|International Classification||A23K1/00, B30B9/30|
|Cooperative Classification||B30B9/3035, A23K40/00, B30B15/08, Y10S426/807|
|European Classification||B30B15/08, A23K1/00B, B30B9/30C10|
|Feb 26, 2002||REMI||Maintenance fee reminder mailed|
|Mar 13, 2002||SULP||Surcharge for late payment|
|Mar 13, 2002||FPAY||Fee payment|
Year of fee payment: 4
|Jan 25, 2006||FPAY||Fee payment|
Year of fee payment: 8
|Mar 8, 2010||REMI||Maintenance fee reminder mailed|
|Aug 4, 2010||LAPS||Lapse for failure to pay maintenance fees|
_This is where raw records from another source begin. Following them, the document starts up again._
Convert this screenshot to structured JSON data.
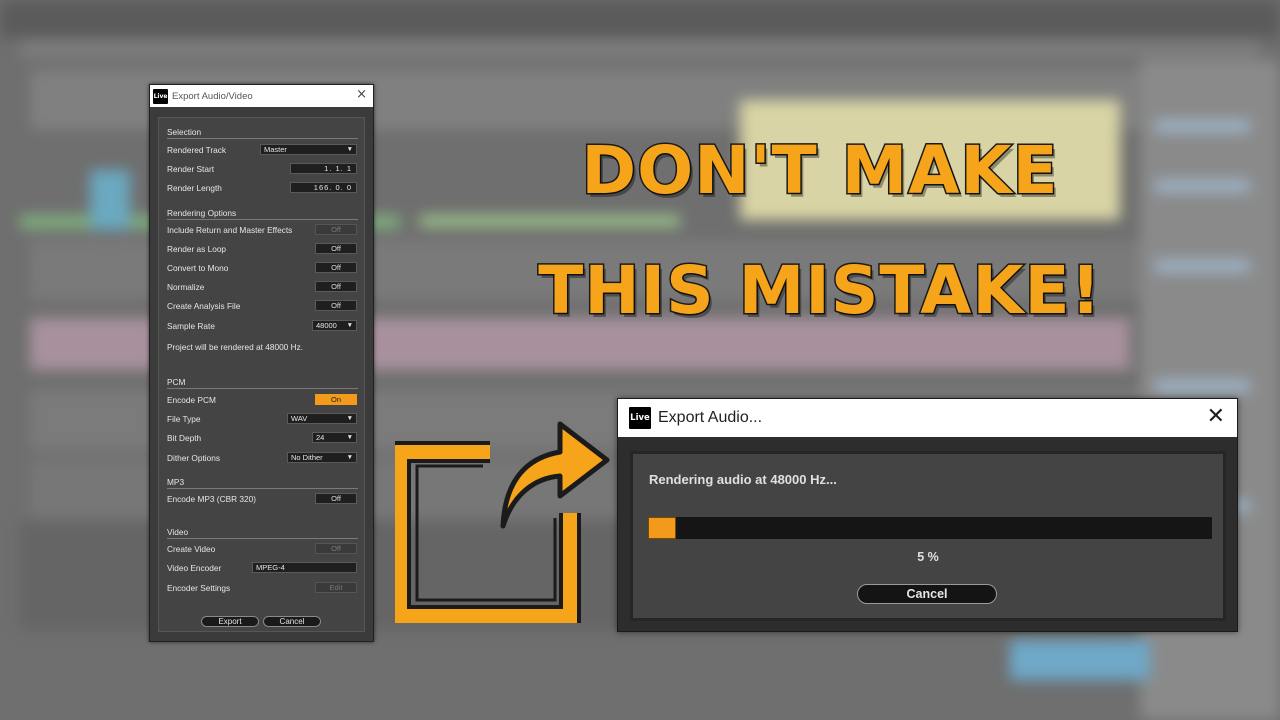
{
  "export_dialog": {
    "logo": "Live",
    "title": "Export Audio/Video",
    "close_icon": "×",
    "selection": {
      "heading": "Selection",
      "rendered_track_label": "Rendered Track",
      "rendered_track_value": "Master",
      "render_start_label": "Render Start",
      "render_start_value": "1.  1.  1",
      "render_length_label": "Render Length",
      "render_length_value": "166.  0.  0"
    },
    "rendering_options": {
      "heading": "Rendering Options",
      "include_return_label": "Include Return and Master Effects",
      "include_return_value": "Off",
      "render_loop_label": "Render as Loop",
      "render_loop_value": "Off",
      "mono_label": "Convert to Mono",
      "mono_value": "Off",
      "normalize_label": "Normalize",
      "normalize_value": "Off",
      "analysis_label": "Create Analysis File",
      "analysis_value": "Off",
      "sample_rate_label": "Sample Rate",
      "sample_rate_value": "48000",
      "info": "Project will be rendered at 48000 Hz."
    },
    "pcm": {
      "heading": "PCM",
      "encode_label": "Encode PCM",
      "encode_value": "On",
      "file_type_label": "File Type",
      "file_type_value": "WAV",
      "bit_depth_label": "Bit Depth",
      "bit_depth_value": "24",
      "dither_label": "Dither Options",
      "dither_value": "No Dither"
    },
    "mp3": {
      "heading": "MP3",
      "encode_label": "Encode MP3 (CBR 320)",
      "encode_value": "Off"
    },
    "video": {
      "heading": "Video",
      "create_label": "Create Video",
      "create_value": "Off",
      "encoder_label": "Video Encoder",
      "encoder_value": "MPEG-4",
      "settings_label": "Encoder Settings",
      "settings_value": "Edit"
    },
    "export_button": "Export",
    "cancel_button": "Cancel"
  },
  "headline": {
    "line1": "DON'T MAKE",
    "line2": "THIS MISTAKE!"
  },
  "render_dialog": {
    "logo": "Live",
    "title": "Export Audio...",
    "close_icon": "✕",
    "status": "Rendering audio at 48000 Hz...",
    "progress_fraction": 0.05,
    "progress_label": "5 %",
    "cancel_button": "Cancel"
  },
  "colors": {
    "accent": "#f39a1c",
    "headline": "#f6a51a"
  },
  "icons": {
    "export": "export-share-icon"
  }
}
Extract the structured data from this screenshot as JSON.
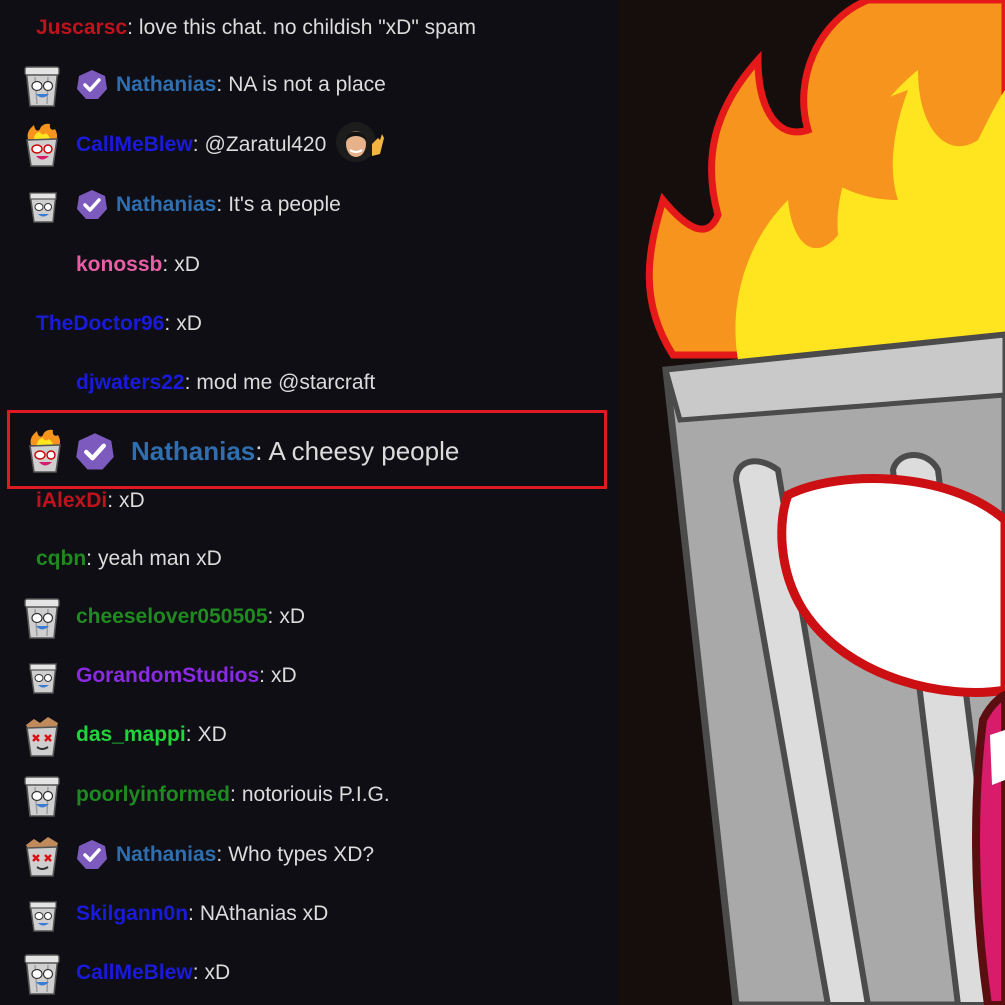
{
  "chat": {
    "messages": [
      {
        "user": "Juscarsc",
        "color": "#c0121d",
        "text": "love this chat. no childish \"xD\" spam",
        "avatar": "none",
        "badge": false
      },
      {
        "user": "Nathanias",
        "color": "#2f6fb0",
        "text": "NA is not a place",
        "avatar": "trashcan-emote",
        "badge": true
      },
      {
        "user": "CallMeBlew",
        "color": "#1a1adc",
        "text": "@Zaratul420",
        "avatar": "flaming-trashcan-emote",
        "badge": false,
        "emote": "waving-woman-emote"
      },
      {
        "user": "Nathanias",
        "color": "#2f6fb0",
        "text": "It's a people",
        "avatar": "small-trashcan-emote",
        "badge": true
      },
      {
        "user": "konossb",
        "color": "#e85fa6",
        "text": "xD",
        "avatar": "none",
        "badge": false
      },
      {
        "user": "TheDoctor96",
        "color": "#1a1adc",
        "text": "xD",
        "avatar": "none",
        "badge": false
      },
      {
        "user": "djwaters22",
        "color": "#1a1adc",
        "text": "mod me @starcraft",
        "avatar": "none",
        "badge": false
      },
      {
        "user": "iAlexDi",
        "color": "#c0121d",
        "text": "xD",
        "avatar": "none",
        "badge": false
      },
      {
        "user": "cqbn",
        "color": "#1f8a1f",
        "text": "yeah man xD",
        "avatar": "none",
        "badge": false
      },
      {
        "user": "cheeselover050505",
        "color": "#1f8a1f",
        "text": "xD",
        "avatar": "trashcan-emote",
        "badge": false
      },
      {
        "user": "GorandomStudios",
        "color": "#8a2be2",
        "text": "xD",
        "avatar": "small-trashcan-emote",
        "badge": false
      },
      {
        "user": "das_mappi",
        "color": "#22d33a",
        "text": "XD",
        "avatar": "dead-trashcan-emote",
        "badge": false
      },
      {
        "user": "poorlyinformed",
        "color": "#1f8a1f",
        "text": "notoriouis P.I.G.",
        "avatar": "trashcan-emote",
        "badge": false
      },
      {
        "user": "Nathanias",
        "color": "#2f6fb0",
        "text": "Who types XD?",
        "avatar": "dead-trashcan-emote",
        "badge": true
      },
      {
        "user": "Skilgann0n",
        "color": "#1a1adc",
        "text": "NAthanias xD",
        "avatar": "small-trashcan-emote",
        "badge": false
      },
      {
        "user": "CallMeBlew",
        "color": "#1a1adc",
        "text": "xD",
        "avatar": "trashcan-emote",
        "badge": false
      }
    ],
    "highlighted": {
      "user": "Nathanias",
      "color": "#2f6fb0",
      "text": "A cheesy people",
      "avatar": "flaming-trashcan-emote",
      "badge": true
    }
  },
  "colors": {
    "badge": "#7d5bbe",
    "highlight_border": "#e01a22",
    "flame_orange": "#f7941d",
    "flame_yellow": "#ffe51f",
    "can_gray": "#b8b8b8"
  }
}
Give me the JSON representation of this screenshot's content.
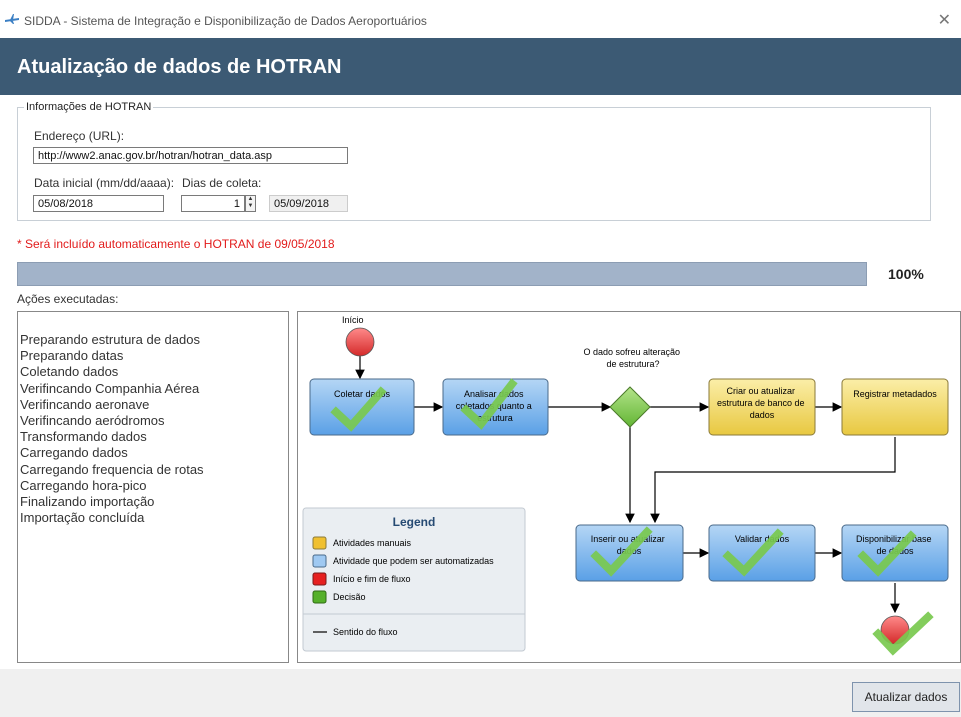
{
  "window": {
    "title": "SIDDA - Sistema de Integração e Disponibilização de Dados Aeroportuários",
    "close_glyph": "✕"
  },
  "header": {
    "title": "Atualização de dados de HOTRAN"
  },
  "group": {
    "legend": "Informações de HOTRAN",
    "url_label": "Endereço (URL):",
    "url_value": "http://www2.anac.gov.br/hotran/hotran_data.asp",
    "start_label": "Data inicial (mm/dd/aaaa):",
    "start_value": "05/08/2018",
    "days_label": "Dias de coleta:",
    "days_value": "1",
    "end_value": "05/09/2018"
  },
  "warning": "* Será incluído automaticamente o HOTRAN de 09/05/2018",
  "progress": {
    "value": 100,
    "label": "100%"
  },
  "actions": {
    "label": "Ações executadas:",
    "items": [
      "Preparando estrutura de dados",
      "Preparando datas",
      "Coletando dados",
      "Verifincando Companhia Aérea",
      "Verifincando aeronave",
      "Verifincando aeródromos",
      "Transformando dados",
      "Carregando dados",
      "Carregando frequencia de rotas",
      "Carregando hora-pico",
      "Finalizando importação",
      "Importação concluída"
    ]
  },
  "flow": {
    "start": "Início",
    "collect": "Coletar dados",
    "analyze": [
      "Analisar dados",
      "coletados quanto a",
      "estrutura"
    ],
    "decision": [
      "O dado sofreu alteração",
      "de estrutura?"
    ],
    "create": [
      "Criar ou atualizar",
      "estrutura de banco de",
      "dados"
    ],
    "register": "Registrar metadados",
    "insert": [
      "Inserir ou atualizar",
      "dados"
    ],
    "validate": "Validar dados",
    "publish": [
      "Disponibilizar base",
      "de dados"
    ],
    "legend": {
      "title": "Legend",
      "manual": "Atividades manuais",
      "automated": "Atividade que podem ser automatizadas",
      "startend": "Início e fim de fluxo",
      "decision": "Decisão",
      "direction": "Sentido do fluxo"
    }
  },
  "colors": {
    "header": "#3c5a74",
    "blue_box": "#7fb6ec",
    "yellow_box": "#f0d868",
    "red": "#e84545",
    "green": "#7bc84a",
    "check": "#79c94f",
    "warning": "#e21b1b"
  },
  "footer": {
    "update_button": "Atualizar dados"
  }
}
|Sep 21, 2010||FP||Expired due to failure to pay maintenance fee|
Effective date: 20100804